I came across this book when one of my Twitter followers alerted me to a one-time-only opportunity: her book was FREE on Amazon for a day.  I almost never pass up a free book.  Now it’s $4.99 unless you have Amazon Prime, in which case you can use Amazon as a library and check it out for free with your kindle.  For now, it’s only available on Kindle, but the good news is, Kindle books can now be read online and apps can be acquired for free on almost all smart phones, so you don’t actually need to buy anything except the book, which is worth every penny.

Mephisto Waltz contains all of the unpolished charms of a first book but it is not lacking in depth.  Specht, according to her blog is classically educated and it shows.  She’s also a huge fan of bad weather.  I mean, I don’t know that because I haven’t asked her yet, but I think it goes without saying.  The characters all have their own well-developed personalities, even if their vernaculars are perhaps a bit too adult and similar to one another.  The romance is written in perfect YA style, with a lot of frustrating waiting for them to be able to get away from parents and friends to have a minute together, a lot of hand-holding, a little kissing, and no sex.  It was well-done and I found myself with a terrible crush on Clara about halfway through. Particularly enjoyable, however, was Miranda’s maddening temperance, which only eventually gets addressed.  While Miranda maintains calm and control, readers will find themselves wishing they could jump into the book and throttle a lot of the characters, or at least grab Miranda by the shoulders and shake her until she realizes it’s time to get angry, dammit.

There’s a bargain we strike as writers when we attempt to write stuff we intend to sell someday: we have to write for ourselves for it to be any good, but we can’t scare away too many of the readers.   As a result, when it comes to things like LGBT issues, most writers pull their punches.  Times are changing, of course, and some YA literature does feature queer characters, but they’re generally gender-conforming and keep a safe distance from the main characters.  After all, readers want to imagine themselves as the main characters and a lot of straight people don’t want to.  As Andrea Askowitz said to Autostraddle about selling her book, My Miserable Lonely Lesbian Pregnancy:

The challenge queer memoir faces, which I experienced directly, is that not everybody is open to reading queer memoir.
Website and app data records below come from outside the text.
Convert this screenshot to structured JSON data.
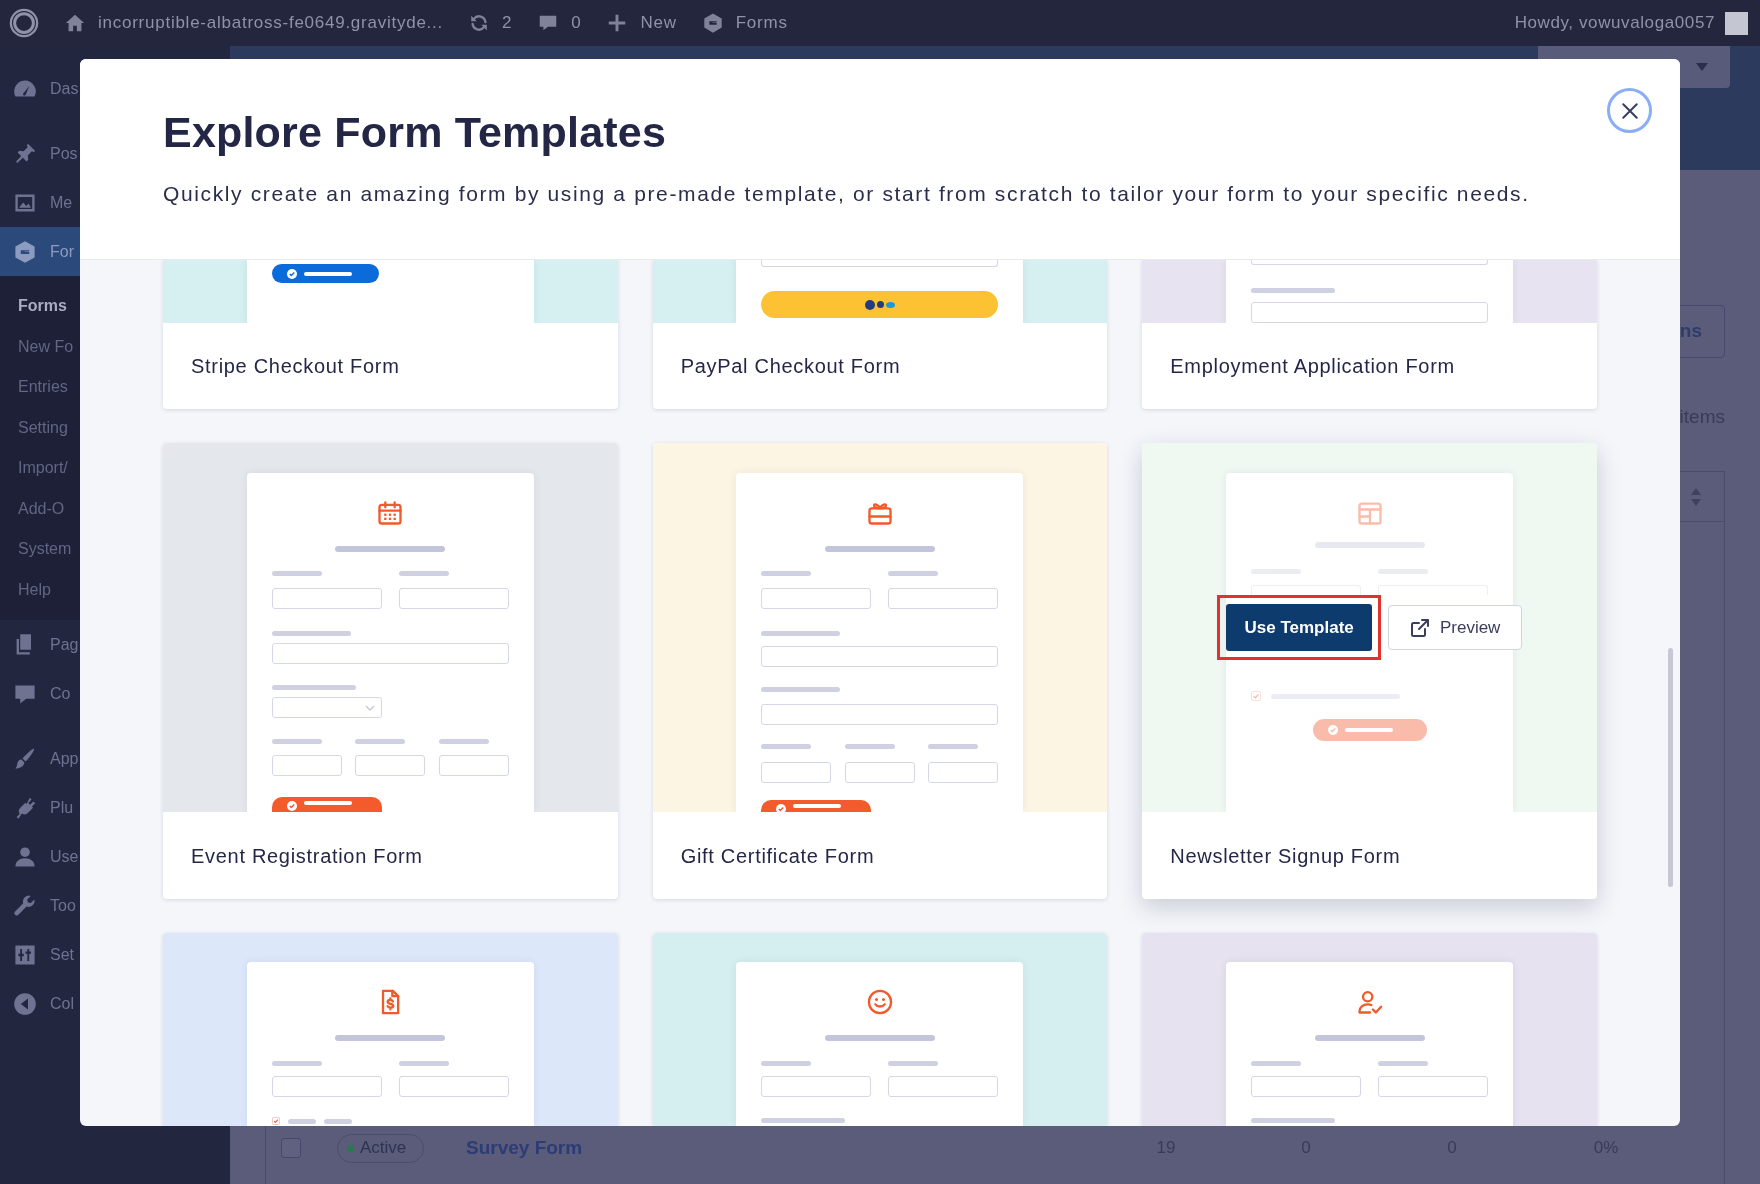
{
  "admin_bar": {
    "items": [
      {
        "label": "incorruptible-albatross-fe0649.gravityde..."
      },
      {
        "label": "2"
      },
      {
        "label": "0"
      },
      {
        "label": "New"
      },
      {
        "label": "Forms"
      }
    ],
    "greeting": "Howdy, vowuvaloga0057"
  },
  "sidebar": {
    "groups": [
      {
        "items": [
          {
            "label": "Das",
            "selected": false
          }
        ]
      },
      {
        "items": [
          {
            "label": "Pos",
            "selected": false
          },
          {
            "label": "Me",
            "selected": false
          },
          {
            "label": "For",
            "selected": true,
            "children": [
              {
                "label": "Forms",
                "selected": true
              },
              {
                "label": "New Fo",
                "selected": false
              },
              {
                "label": "Entries",
                "selected": false
              },
              {
                "label": "Setting",
                "selected": false
              },
              {
                "label": "Import/",
                "selected": false
              },
              {
                "label": "Add-O",
                "selected": false
              },
              {
                "label": "System",
                "selected": false
              },
              {
                "label": "Help",
                "selected": false
              }
            ]
          },
          {
            "label": "Pag",
            "selected": false
          },
          {
            "label": "Co",
            "selected": false
          }
        ]
      },
      {
        "items": [
          {
            "label": "App",
            "selected": false
          },
          {
            "label": "Plu",
            "selected": false
          },
          {
            "label": "Use",
            "selected": false
          },
          {
            "label": "Too",
            "selected": false
          },
          {
            "label": "Set",
            "selected": false
          },
          {
            "label": "Col",
            "selected": false
          }
        ]
      }
    ]
  },
  "page": {
    "button": {
      "label": "ns"
    },
    "count_text": "items",
    "table": {
      "rows": [
        {
          "checked": false,
          "cells": [
            "Active",
            "Survey Form",
            "19",
            "0",
            "0",
            "0%"
          ]
        }
      ]
    }
  },
  "modal": {
    "title": "Explore Form Templates",
    "subtitle": "Quickly create an amazing form by using a pre-made template, or start from scratch to tailor your form to your specific needs.",
    "close_button": {
      "focused": true
    },
    "templates": [
      {
        "kind": "stripe",
        "color": "#d6eff0",
        "title": "Stripe Checkout Form",
        "hovered": false
      },
      {
        "kind": "paypal",
        "color": "#d6eff0",
        "title": "PayPal Checkout Form",
        "hovered": false
      },
      {
        "kind": "employment",
        "color": "#e7e3f1",
        "title": "Employment Application Form",
        "hovered": false
      },
      {
        "kind": "event",
        "color": "#e4e7eb",
        "title": "Event Registration Form",
        "hovered": false
      },
      {
        "kind": "gift",
        "color": "#fdf5e3",
        "title": "Gift Certificate Form",
        "hovered": false
      },
      {
        "kind": "newsletter",
        "color": "#eff8f1",
        "title": "Newsletter Signup Form",
        "hovered": true,
        "actions": [
          {
            "kind": "primary",
            "label": "Use Template",
            "highlighted": true
          },
          {
            "kind": "secondary",
            "label": "Preview",
            "highlighted": false
          }
        ]
      },
      {
        "kind": "invoice",
        "color": "#dce7fa",
        "hovered": false
      },
      {
        "kind": "smiley",
        "color": "#d5eff0",
        "hovered": false
      },
      {
        "kind": "user",
        "color": "#e6e2f0",
        "hovered": false
      }
    ]
  }
}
I was standing at the Miami Book Fair, one of the biggest fairs in the country, next to a pile of my books for sale. I didn’t say I was the author, just kept pointing to the book and saying, “That book is hilarious.” I can’t tell you how many people picked it up and then said, “Oh, no thanks, I’m not a lesbian.”

The best thing about publishing independently, either with Amazon or otherwise, is that you don’t have to pull your punches, and Specht didn’t.  Don’t get me wrong, it is still a YA book.  While I found myself wanting to tear through Miranda’s temperance and look at Clara’s boobs (for heaven’s sake at least once!), we never see any of the characters having sex or being overtly sexual.  But the book didn’t have to include sex to be challenging.  There were lesbian, gay, and transgender characters being what they were without apology.  They took center stage and dealt with the very real trials of being LGBT youth, including self-loathing, guilt, fear, and social stigmatization of the rather more serious type that LGBT youth endure compared to, say, Bella Swan dating a guy that everyone thinks is like, totally weird.  So, read this book.  It’s refreshingly different.  Or at least buy it for your little gay cousin.